(Pocket-lint) - Pro camera and sports optics firm Leica has already dabbled in the golf rangefinder market before, with the Pinmaster, but has made big improvements to its sequel, the Pinmaster II. For starters, the internal LED screen is clearer, offering a more legible read-out, has an ultra-waterproof lens coating, and can be set to read distances in yards or metres.
Aesthetically, it's identical to its predecessor; all matt white and sexy, with an eyepiece at one end, and the exit pupil/laser lens at the other. There are two buttons on the top, and that's about it.
In use it's the same too: focus the eyepiece, point the device at the golf pin and press the larger of the two buttons twice - once to set the target, the other to send out the (eye safe class 1) laser to measure its exact distance. The result is then presented in number form under the target. Job done.
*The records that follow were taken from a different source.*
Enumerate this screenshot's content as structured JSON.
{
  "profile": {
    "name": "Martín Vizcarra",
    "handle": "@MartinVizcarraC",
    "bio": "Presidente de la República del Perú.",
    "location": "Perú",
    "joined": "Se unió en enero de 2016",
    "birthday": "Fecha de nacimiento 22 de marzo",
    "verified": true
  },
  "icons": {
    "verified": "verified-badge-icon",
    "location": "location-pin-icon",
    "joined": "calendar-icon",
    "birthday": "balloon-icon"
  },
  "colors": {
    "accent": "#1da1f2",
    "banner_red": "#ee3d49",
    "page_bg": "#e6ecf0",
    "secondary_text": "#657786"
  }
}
There's some cunning technology involved to ensure that it's spot on too, and that it is the pin's distance that's measured, rather than some errant trees, squirrels or suchlike. Its proprietary First Target Logic tech looks for the target within the viewfinder that's nearest and reports on that. It helps when the green is clearly visible, and we found that a steady hand is a must as the further the pin is, the more it tends to wobble in the sights.
To help refine measurement to smaller objects over greater distances, the Pinmaster II also features a scan mode, which will continually scan the terrain as you hold down the button. It uses up more juice (from the solitary CR2 battery needed for power), but will give you a result every time.
Thankfully, for use in the British weather, the device is waterproof for up to 1m in depth, so is fine to use in rainy conditions, and it comes with a carry case to protect it when stored in a golf bag, for example.
To test the Leica Pinmaster II ourselves, we took it out for a round at Muswell Hill Golf Club in north London and found it to be unerringly accurate. As most on-course yardage markers are measured to the centre of the green rather than the pin, the flag finder proved to give us more accurate readings of genuine distance.
Whether it has improved our game, however, is debatable. After all, knowing the correct distance is only half the battle, getting there in a clean, straight line is a constant struggle for all amateur golfers.
Of course, that's not the Leica's fault, and should our game get better, we could see a definite advantage to having such a device. If there's just one criticism, it's that it can add time to the preparation for each shot - at least while you're getting used to the rangefinder - and on a busy day at the club, you could find yourself shoo-ed along by irate members behind you.
Perhaps, initially, you should practice with it on quieter days. Then, as it is authorised for competition under R&A rule 14.3 (unlike golf GPS devices), you can take it out for more serious use.
You'll certainly look the part.
The Leica Pinmaster II is available from plenty of golf retailers, both online and in stores, for around £495.
What's your favourite golfing gadget? Let us know in the comments below...